INPUT:
+--
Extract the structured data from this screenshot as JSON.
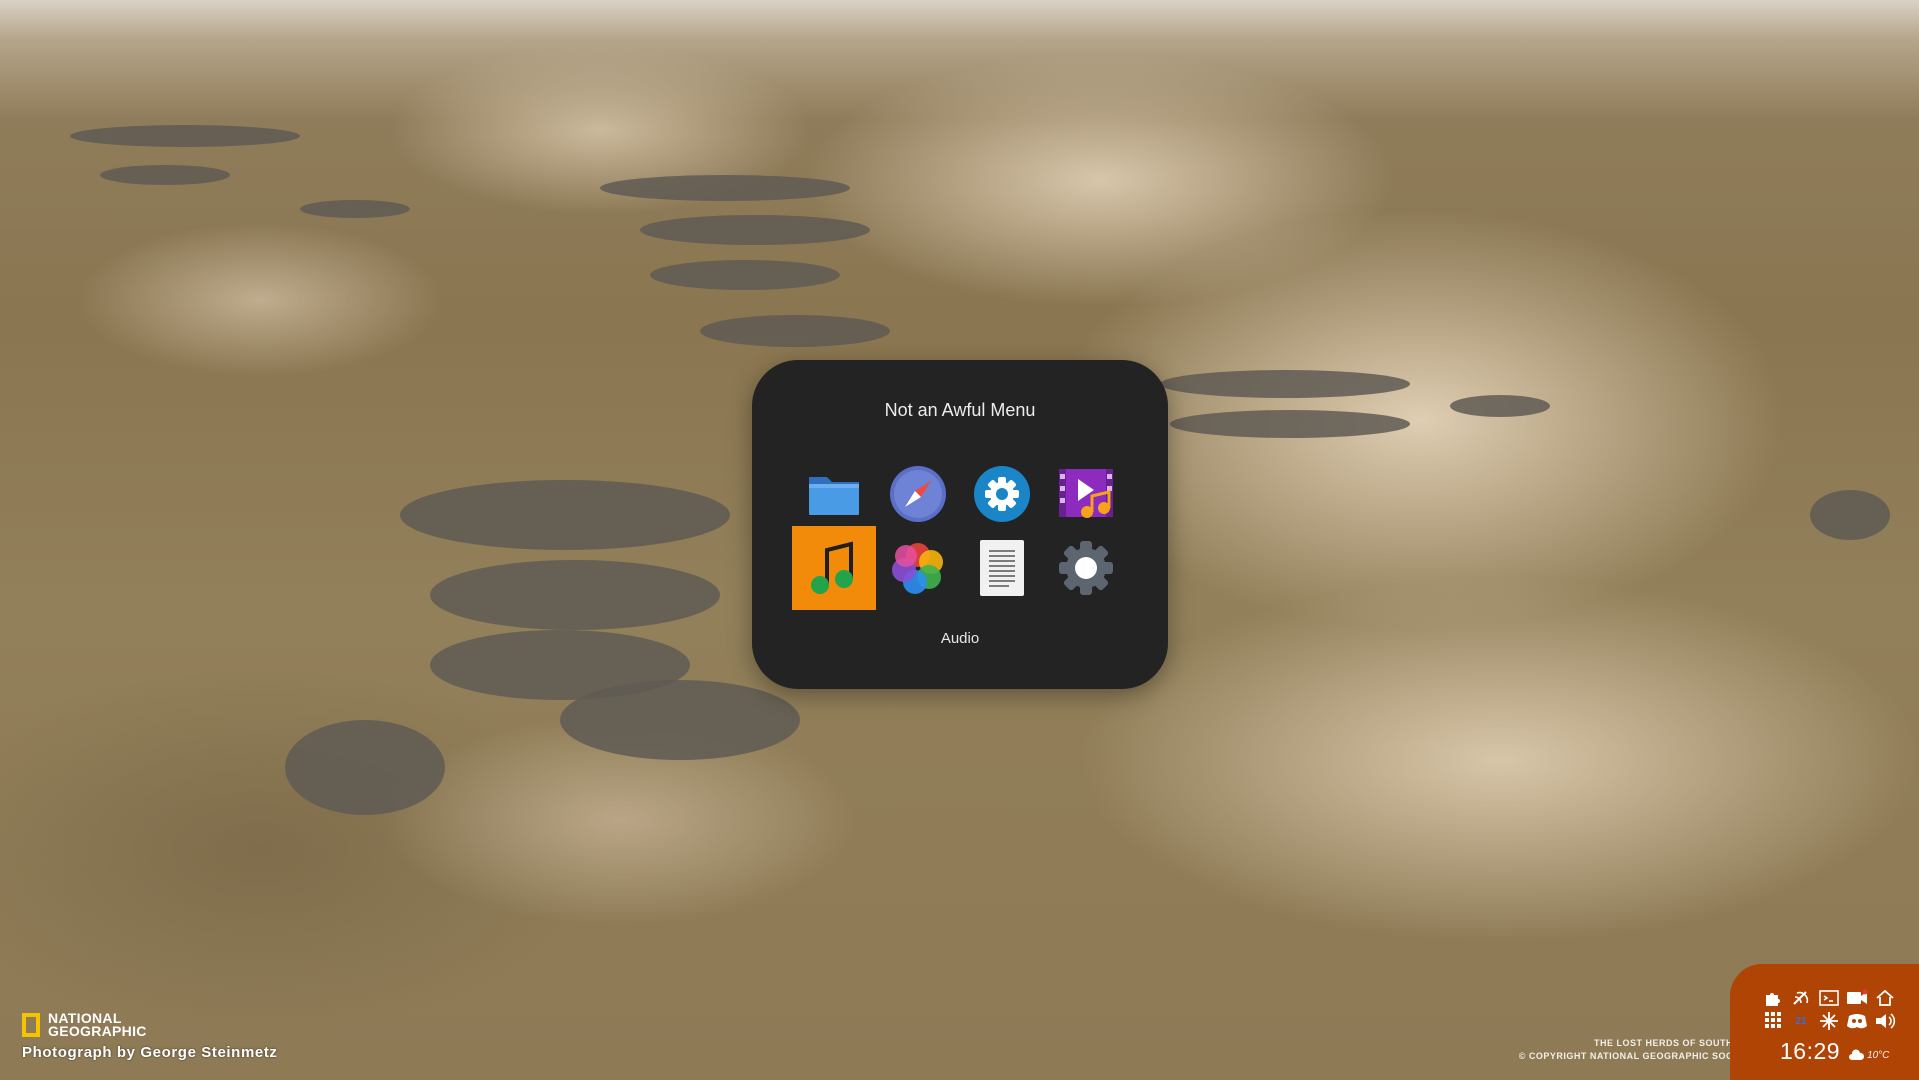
{
  "wallpaper": {
    "brand": "NATIONAL GEOGRAPHIC",
    "brand_line1": "NATIONAL",
    "brand_line2": "GEOGRAPHIC",
    "credit": "Photograph by George Steinmetz",
    "caption_line1": "THE LOST HERDS OF SOUTH",
    "caption_line2": "© COPYRIGHT NATIONAL GEOGRAPHIC SOC"
  },
  "menu": {
    "title": "Not an Awful Menu",
    "selected_label": "Audio",
    "apps": [
      {
        "icon": "folder-icon",
        "selected": false
      },
      {
        "icon": "compass-icon",
        "selected": false
      },
      {
        "icon": "settings-gear-icon",
        "selected": false
      },
      {
        "icon": "video-icon",
        "selected": false
      },
      {
        "icon": "music-note-icon",
        "selected": true
      },
      {
        "icon": "photos-icon",
        "selected": false
      },
      {
        "icon": "text-document-icon",
        "selected": false
      },
      {
        "icon": "system-gear-icon",
        "selected": false
      }
    ],
    "accent_color": "#f28a0a",
    "background_color": "#232323"
  },
  "panel": {
    "background_color": "#b04405",
    "clock": "16:29",
    "temperature": "10°C",
    "workspace_number": "21",
    "tray_icons_row1": [
      "puzzle-icon",
      "satellite-icon",
      "terminal-icon",
      "camera-icon",
      "home-icon"
    ],
    "tray_icons_row2": [
      "apps-grid-icon",
      "workspace-indicator",
      "snowflake-icon",
      "discord-icon",
      "volume-icon"
    ]
  }
}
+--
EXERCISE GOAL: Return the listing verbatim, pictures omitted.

RESULT OF THE EXERCISE:
Extract the structured data from this screenshot as JSON.
{
  "wallpaper": {
    "brand": "NATIONAL GEOGRAPHIC",
    "brand_line1": "NATIONAL",
    "brand_line2": "GEOGRAPHIC",
    "credit": "Photograph by George Steinmetz",
    "caption_line1": "THE LOST HERDS OF SOUTH",
    "caption_line2": "© COPYRIGHT NATIONAL GEOGRAPHIC SOC"
  },
  "menu": {
    "title": "Not an Awful Menu",
    "selected_label": "Audio",
    "apps": [
      {
        "icon": "folder-icon",
        "selected": false
      },
      {
        "icon": "compass-icon",
        "selected": false
      },
      {
        "icon": "settings-gear-icon",
        "selected": false
      },
      {
        "icon": "video-icon",
        "selected": false
      },
      {
        "icon": "music-note-icon",
        "selected": true
      },
      {
        "icon": "photos-icon",
        "selected": false
      },
      {
        "icon": "text-document-icon",
        "selected": false
      },
      {
        "icon": "system-gear-icon",
        "selected": false
      }
    ],
    "accent_color": "#f28a0a",
    "background_color": "#232323"
  },
  "panel": {
    "background_color": "#b04405",
    "clock": "16:29",
    "temperature": "10°C",
    "workspace_number": "21",
    "tray_icons_row1": [
      "puzzle-icon",
      "satellite-icon",
      "terminal-icon",
      "camera-icon",
      "home-icon"
    ],
    "tray_icons_row2": [
      "apps-grid-icon",
      "workspace-indicator",
      "snowflake-icon",
      "discord-icon",
      "volume-icon"
    ]
  }
}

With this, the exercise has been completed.